“Collaborations like these are always phenomenal. It's a sense of unity and it’s also a sense of honor to get to do this together and for the purpose of making people feel less alone,” Natasha Baig, a Pakistani musician told Arab News.
Admani mirrors this hopefulness, and said it describes the essence of the song.
“I have been away from my family for months now due to the pandemic,” he said. 
“The only thing that gives me hope is music.”

Urdu comic book 'Little Master' to help Pakistani children fight COVID-19 misinformation

Updated 19 September 2020

Urdu comic book 'Little Master' to help Pakistani children fight COVID-19 misinformation

  • The book tells the story of a young boy from Karachi's Lyari, who is learning about the virus to help others
  • 'Little Master' is illustrated by Umair Najeeb Khan, the creator of Pakistan’s first superhero comic book series 'Paak-Legion'

RAWALPINDI: "Little Master," an Urdu-language comic book, is going to be released on Monday to guide Pakistani children how to stay safe amid the coronavirus pandemic and cope with COVID-19 misinformation.
Published by Mehrdar Art & Production (MAP), the book tells the story of Ahmed, a young boy from Karachi's Lyari area, who is trying to learn about the coronavirus to help keep others safe, regardless of their community background.
"Comics are a great way to tell a story positively and are really useful in countering misinformation,” Muhammad Faheem, documentary filmmaker and MAP founder, told Arab News on Saturday.

The cover of "Little Master," an Urdu-language comic book to help Pakistani children cope with COVID-19 misinformation. (Photo courtesy of Muhammad Faheem via AN)

The efforts have been funded by MAP itself and through government and private support. To illustrate "Little Master," Faheem asked for help Umair Najeeb Khan, the creator of Pakistan’s first superhero comic book series "Paak-Legion."
Thousands of copies of "Little Master" will be distributed at schools in underprivileged areas such as Lyari, where misinformation has led to blame games and community tensions that affected virus response.
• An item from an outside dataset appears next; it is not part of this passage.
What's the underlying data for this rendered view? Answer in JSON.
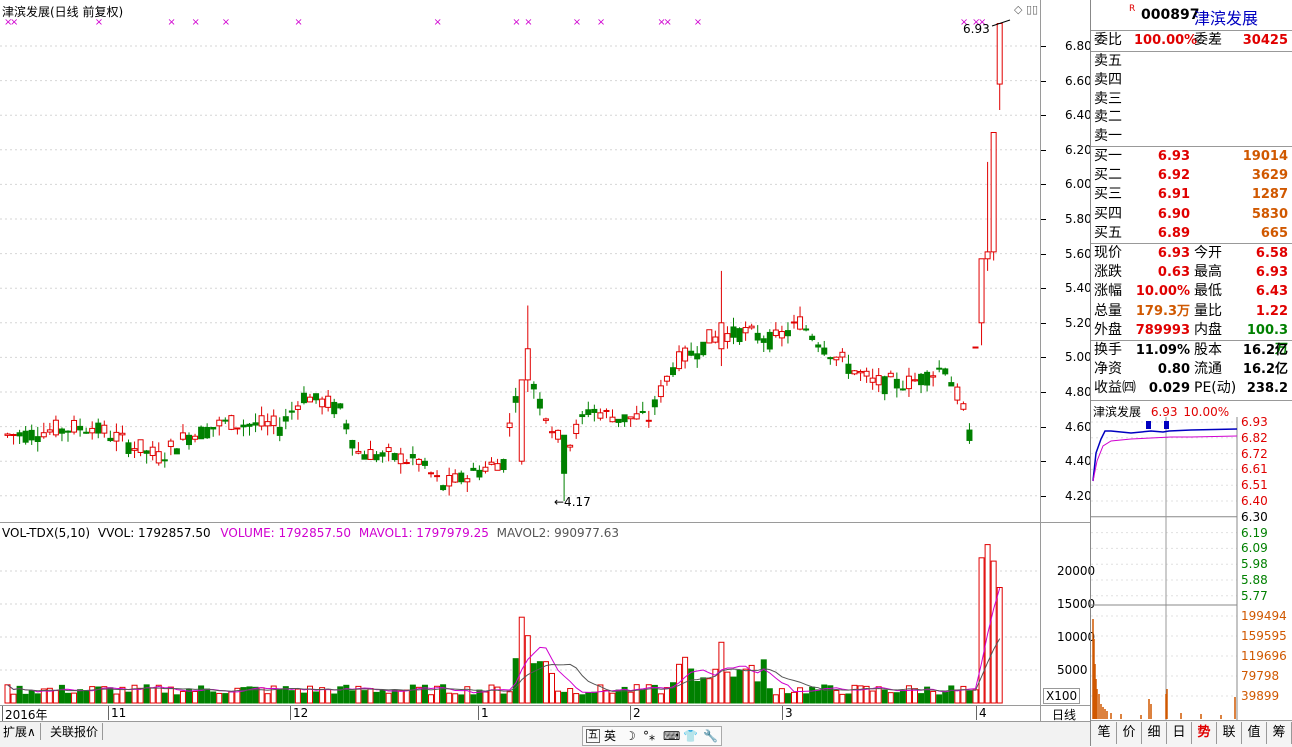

Some narratives even questioned the very existence of the virus and necessity to follow any precautions against it.

Umair Najeeb Khan is working on an illustration for the "Little Master" comic book in Islamabad on Sept. 19, 2020. (Photo courtesy of Umair Najeeb Khan via AN)

In May, Faheem rolled out "Hum Sab Saath, Corona ki Kilaaf" ("All of Us Together Against the Coronavirus"), a campaign through posters, social media and talks by community leaders to address the situation.
"It got to the point where relief efforts in these areas were being compromised because people were questioning who deserved help," Faheem said. "We needed to address not only the severity of what was going on but educate the citizens of these areas on what was real information to help combat the fake news and rising bigotry."
The comic book is a follow up to these efforts.
"When kids read our comics, we hope they will learn more about the pandemic and how it is a collective effort that we all have to join together, regardless of our backgrounds."